Houses in London Image copyright Getty Images

It is a big day for the Bank of England, the first time its new Financial Policy Committee is expected to exercise powers to stem overheating in a part of the economy that could destabilise banks and the financial system.

As you all know (you ought to by now, for gawd's sake), the bubblicious market of concern to the Bank's boffins and regulators is the housing market in London and the South East, where prices have been rising at dangerously fast rates (circa 20% per annum in the metropolis).

Here's a little film I made yesterday about what is going on in London and what the Bank of England is likely to do about it.

The dilemma for the Bank is how to snuff out dangerous price rises in London without killing off the green shoots of a much milder housing-market recovery in the rest of the UK - in that a gently rising housing market in most of this country would not be such a bad thing.

What I would expect the Bank to announce is:

1) a proposed formalisation of the voluntary restrictions announced by Lloyds and RBS, viz a prohibition on mortgages greater than four times household income for loans of more than £500,000 - because in most of the country outside London and the south, there are relatively few houses worth more than that.

2) a tightening up of the so-called affordability test banks apply to anyone requesting a mortgage, to ensure they can keep up the repayments in the event mortgage rates rise to 7%.

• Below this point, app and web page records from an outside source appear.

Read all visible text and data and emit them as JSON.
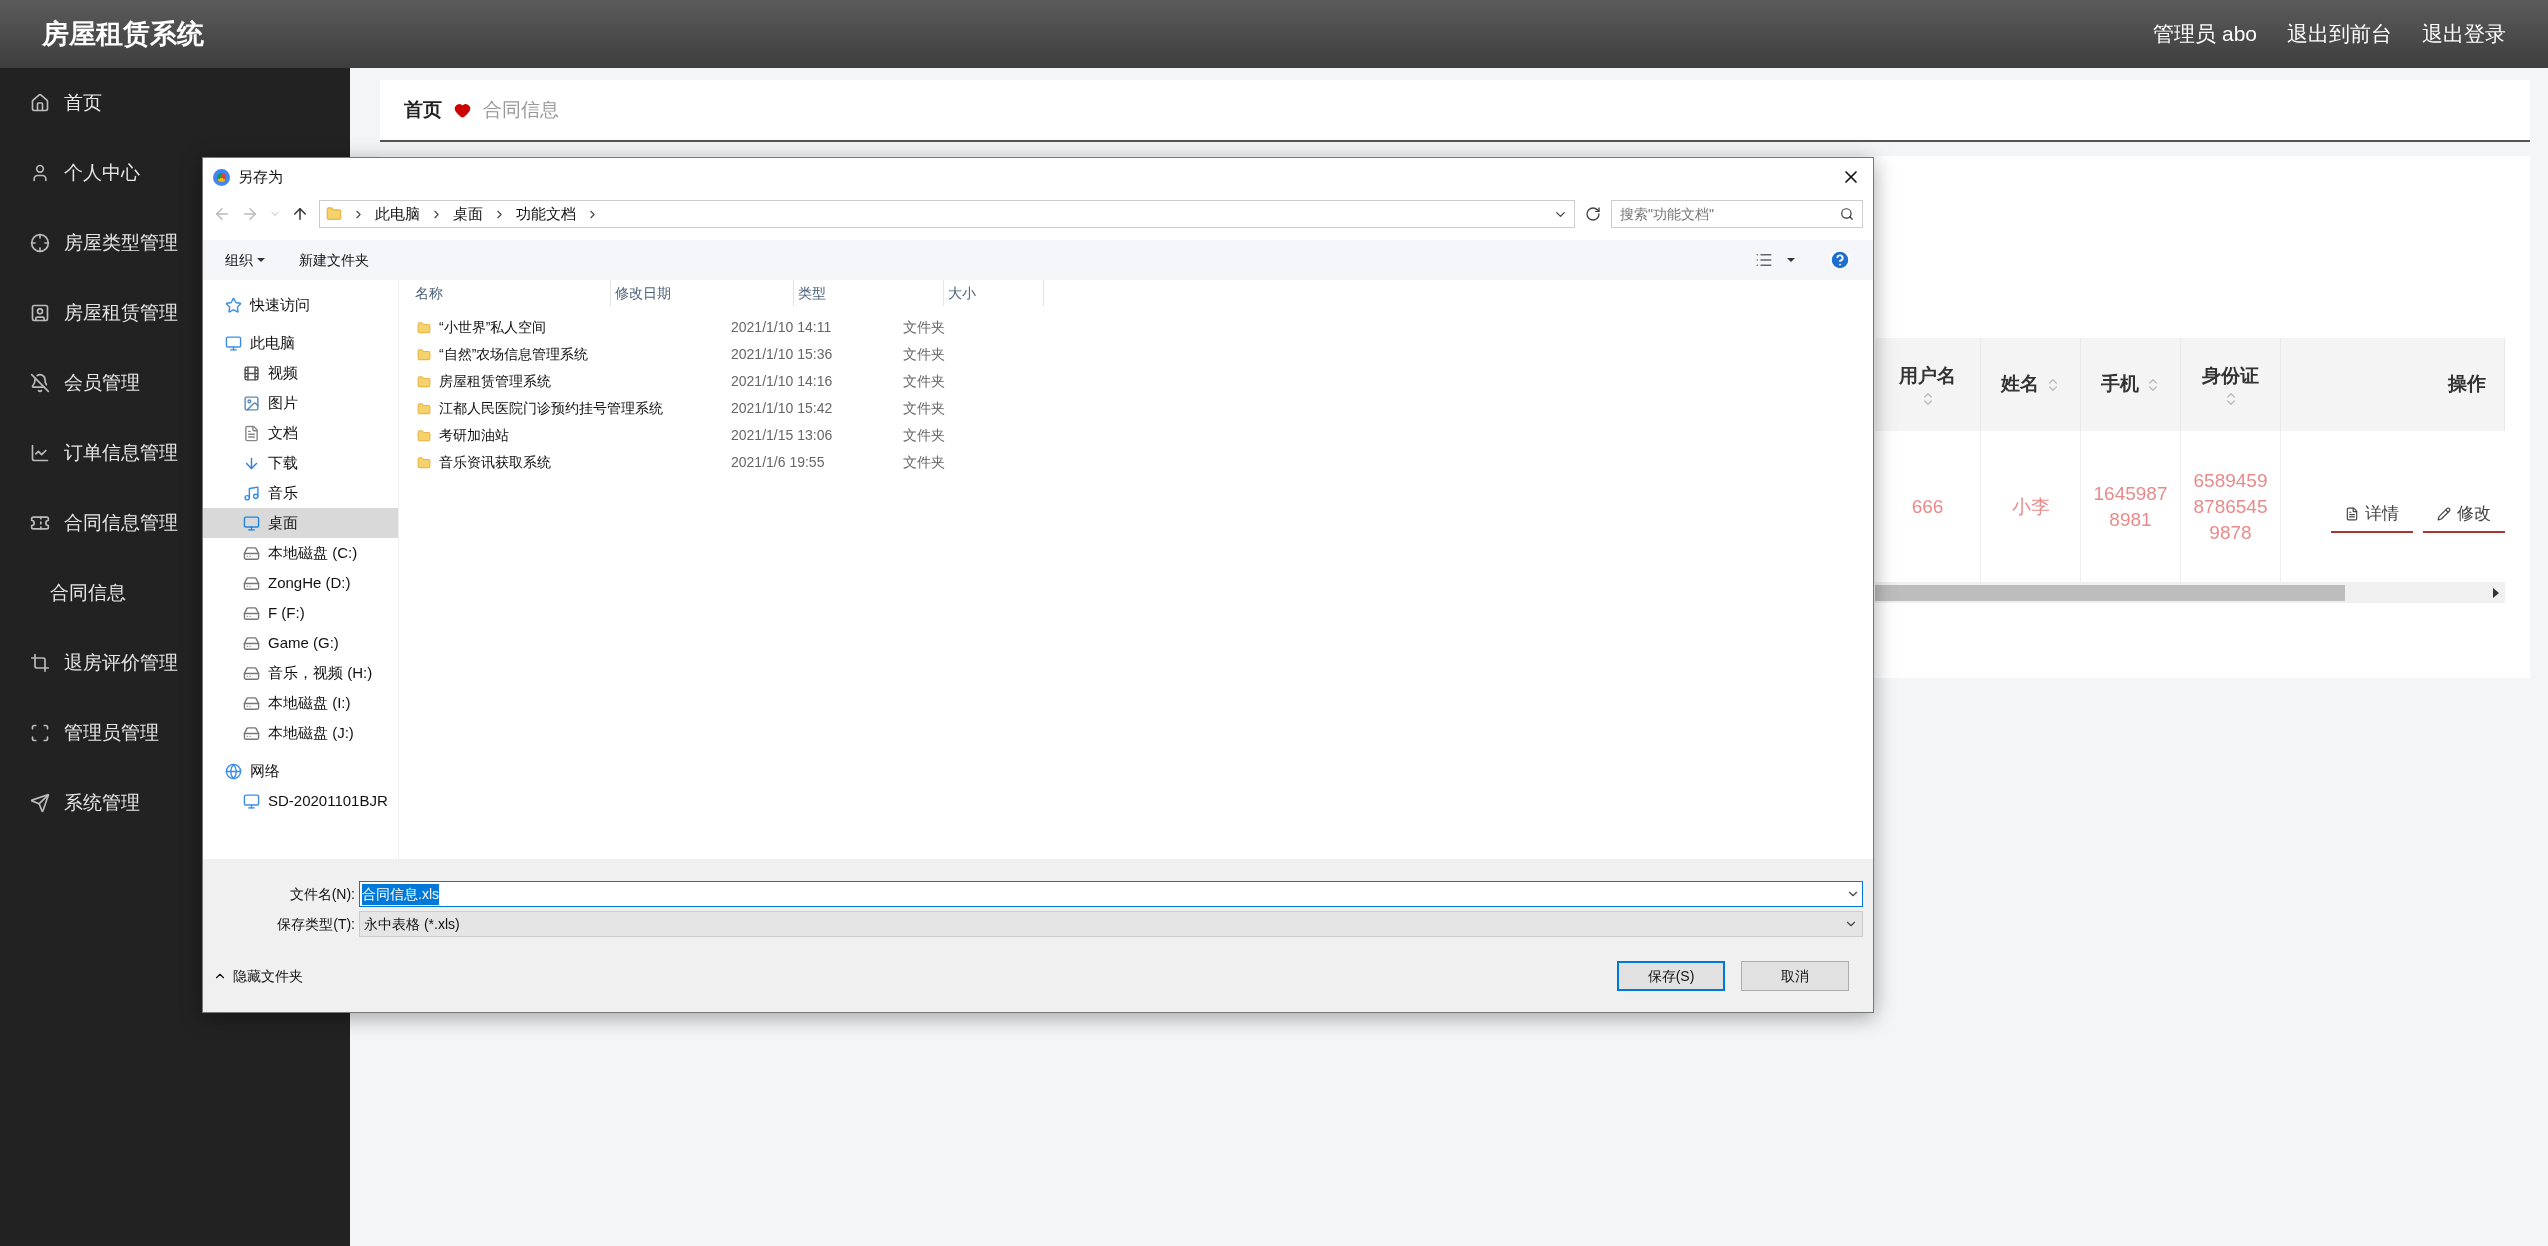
{
  "header": {
    "title": "房屋租赁系统",
    "links": [
      "管理员 abo",
      "退出到前台",
      "退出登录"
    ]
  },
  "sidebar": {
    "items": [
      {
        "label": "首页"
      },
      {
        "label": "个人中心"
      },
      {
        "label": "房屋类型管理"
      },
      {
        "label": "房屋租赁管理"
      },
      {
        "label": "会员管理"
      },
      {
        "label": "订单信息管理"
      },
      {
        "label": "合同信息管理",
        "children": [
          {
            "label": "合同信息"
          }
        ]
      },
      {
        "label": "退房评价管理"
      },
      {
        "label": "管理员管理"
      },
      {
        "label": "系统管理"
      }
    ]
  },
  "breadcrumb": {
    "home": "首页",
    "current": "合同信息"
  },
  "table": {
    "columns": [
      {
        "label": "用户名",
        "sortable": true
      },
      {
        "label": "姓名",
        "sortable": true
      },
      {
        "label": "手机",
        "sortable": true
      },
      {
        "label": "身份证",
        "sortable": true
      },
      {
        "label": "操作",
        "sortable": false
      }
    ],
    "rows": [
      {
        "cells": [
          "666",
          "小李",
          "16459878981",
          "658945987865459878"
        ],
        "actions": [
          "详情",
          "修改"
        ]
      }
    ]
  },
  "dialog": {
    "title": "另存为",
    "path": [
      "此电脑",
      "桌面",
      "功能文档"
    ],
    "search_placeholder": "搜索\"功能文档\"",
    "toolbar": [
      "组织",
      "新建文件夹"
    ],
    "nav": [
      {
        "label": "快速访问",
        "selected": false
      },
      {
        "label": "此电脑",
        "selected": false,
        "children": [
          {
            "label": "视频",
            "selected": false
          },
          {
            "label": "图片",
            "selected": false
          },
          {
            "label": "文档",
            "selected": false
          },
          {
            "label": "下载",
            "selected": false
          },
          {
            "label": "音乐",
            "selected": false
          },
          {
            "label": "桌面",
            "selected": true
          },
          {
            "label": "本地磁盘 (C:)",
            "selected": false
          },
          {
            "label": "ZongHe (D:)",
            "selected": false
          },
          {
            "label": "F (F:)",
            "selected": false
          },
          {
            "label": "Game (G:)",
            "selected": false
          },
          {
            "label": "音乐，视频 (H:)",
            "selected": false
          },
          {
            "label": "本地磁盘 (I:)",
            "selected": false
          },
          {
            "label": "本地磁盘 (J:)",
            "selected": false
          }
        ]
      },
      {
        "label": "网络",
        "selected": false,
        "children": [
          {
            "label": "SD-20201101BJR",
            "selected": false
          }
        ]
      }
    ],
    "columns": [
      "名称",
      "修改日期",
      "类型",
      "大小"
    ],
    "files": [
      {
        "name": "“小世界”私人空间",
        "date": "2021/1/10 14:11",
        "type": "文件夹"
      },
      {
        "name": "“自然”农场信息管理系统",
        "date": "2021/1/10 15:36",
        "type": "文件夹"
      },
      {
        "name": "房屋租赁管理系统",
        "date": "2021/1/10 14:16",
        "type": "文件夹"
      },
      {
        "name": "江都人民医院门诊预约挂号管理系统",
        "date": "2021/1/10 15:42",
        "type": "文件夹"
      },
      {
        "name": "考研加油站",
        "date": "2021/1/15 13:06",
        "type": "文件夹"
      },
      {
        "name": "音乐资讯获取系统",
        "date": "2021/1/6 19:55",
        "type": "文件夹"
      }
    ],
    "filename_label": "文件名(N):",
    "filename": "合同信息.xls",
    "filetype_label": "保存类型(T):",
    "filetype": "永中表格 (*.xls)",
    "hide_folders": "隐藏文件夹",
    "buttons": [
      "保存(S)",
      "取消"
    ]
  }
}
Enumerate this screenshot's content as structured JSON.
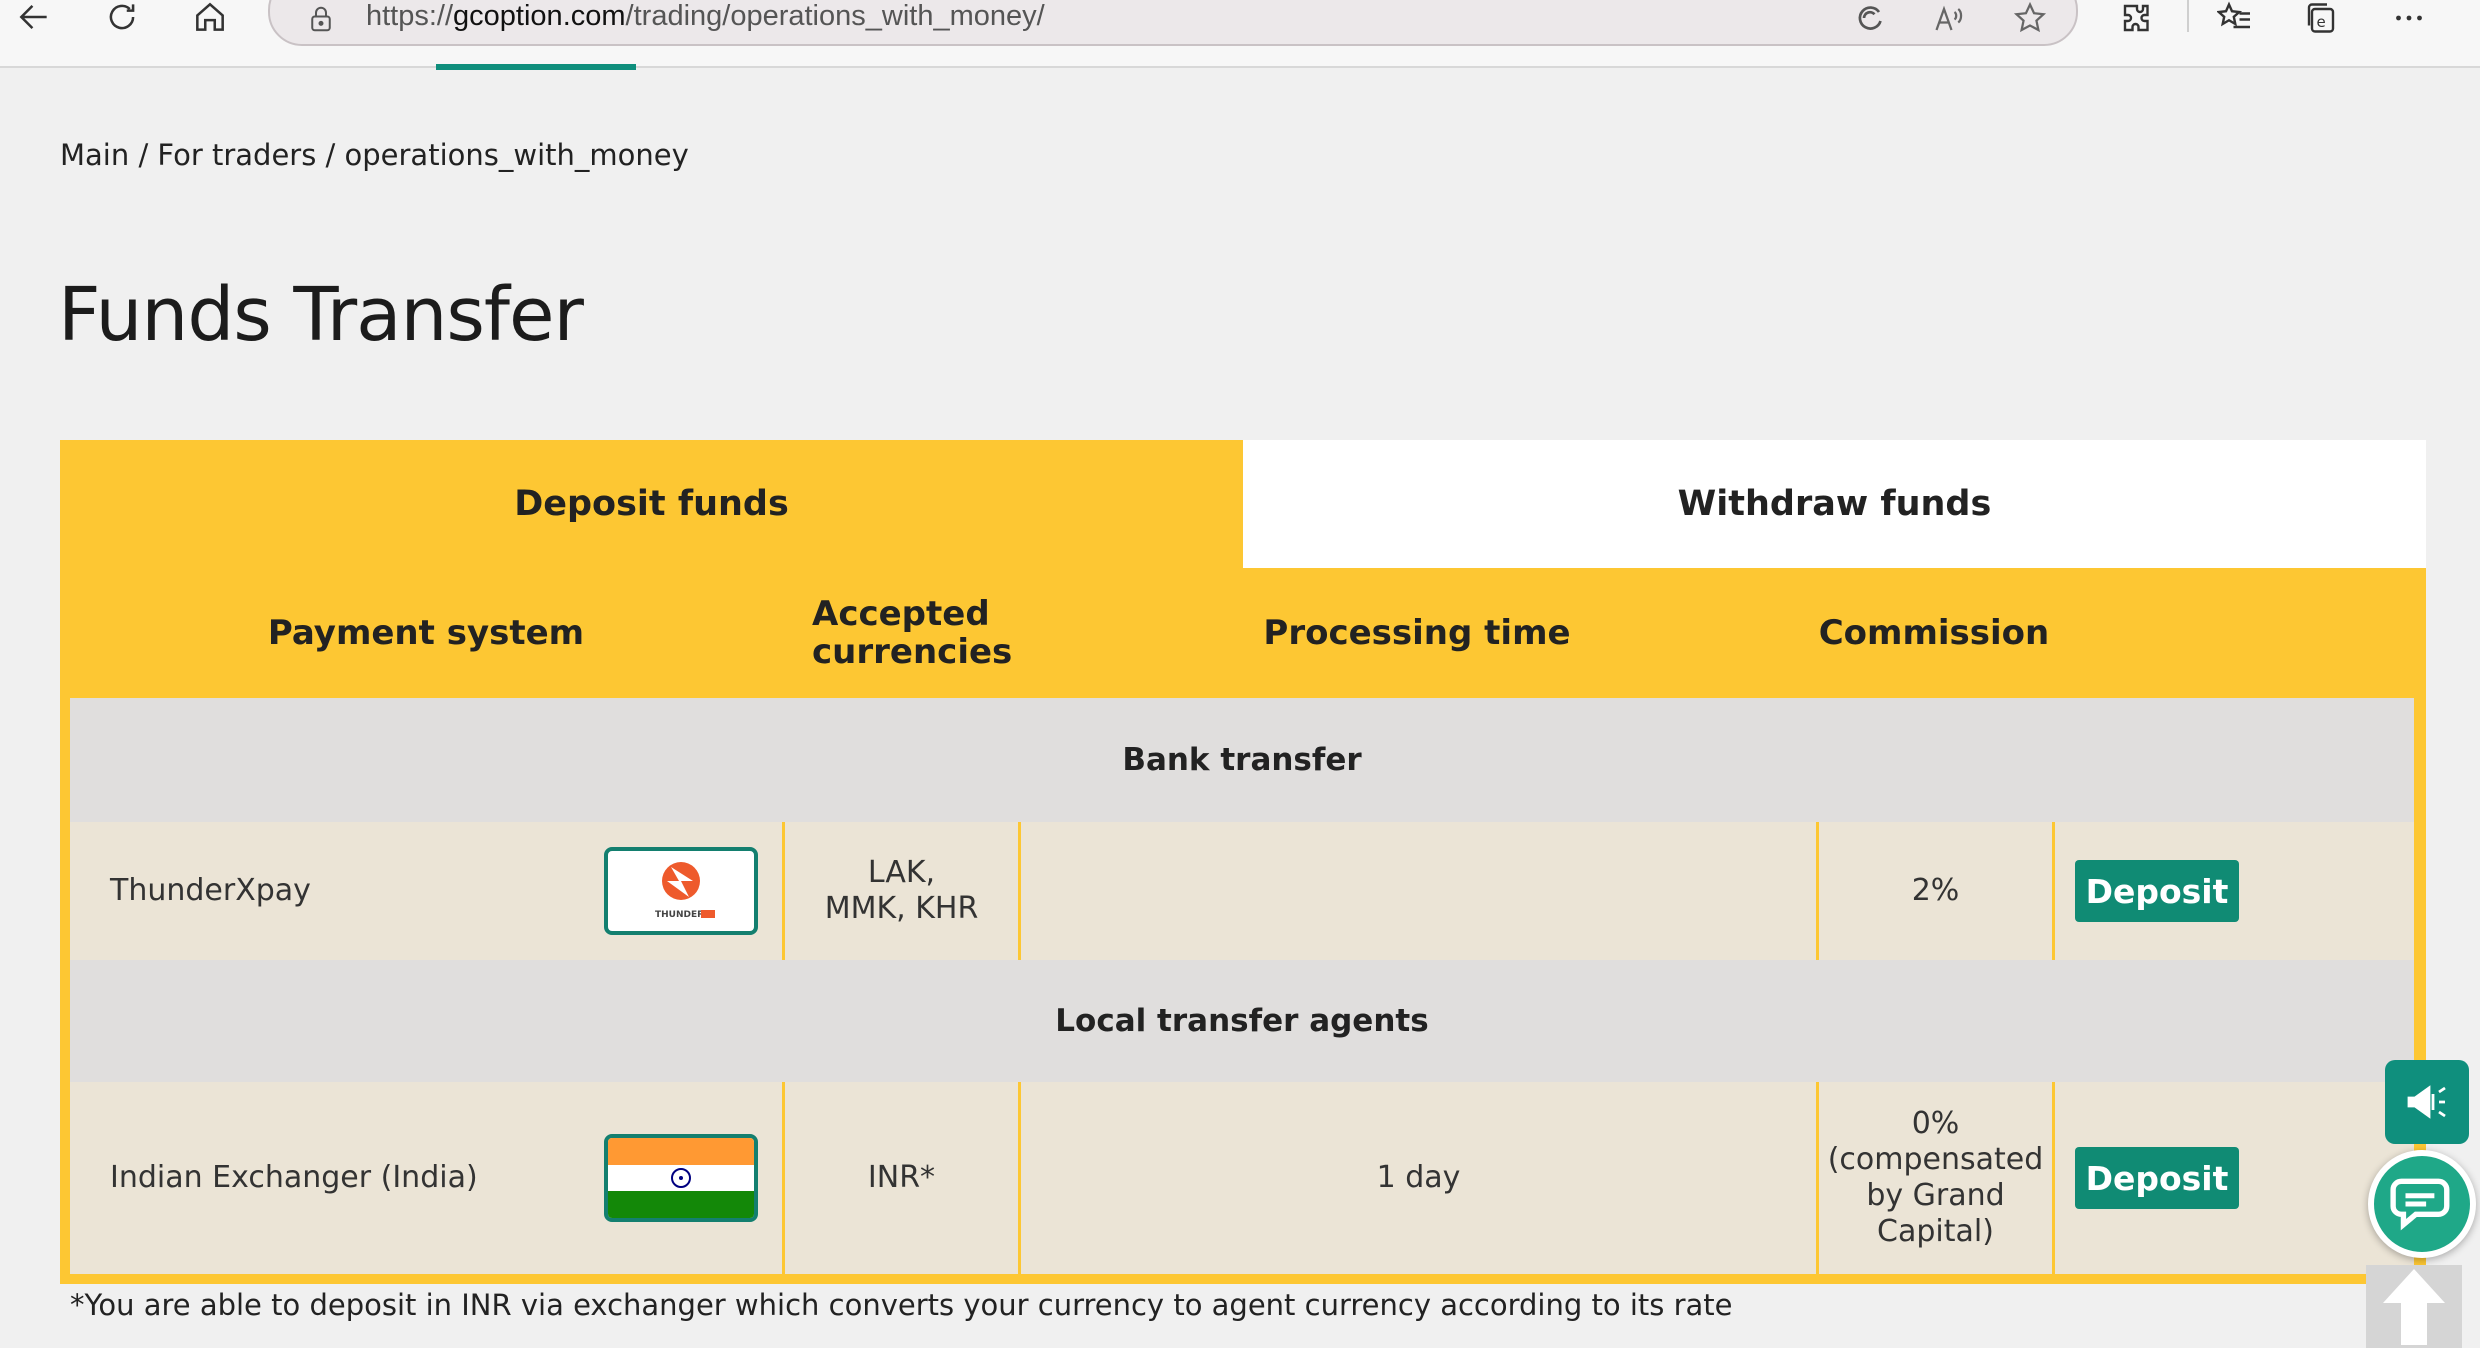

There is an outside chance banks will also be asked to hold more capital as a protection against possible losses on new mortgages that are a high multiple of income or a high proportion of a home's value.

Now this may take some of the steam out of the London market. But it is important to make two caveats.

First, this is new ground for the Bank of England and the UK, so we can't be certain what the precise impact of these mortgage curbs will be.

Second, much of the London market is being driven by cash buyers - and the Bank has no influence over their behaviour.

One final thought.

Much of the boom in the London market is being driven by buy-to-let purchases - as Huw van Steenis of Morgan Stanley has pointed out.

Yesterday I spoke to Lord Turner, former chairman of the defunct Financial Services Authority. He thinks there is a case for special measures by the Bank of England to take the steam out of buy-to-let.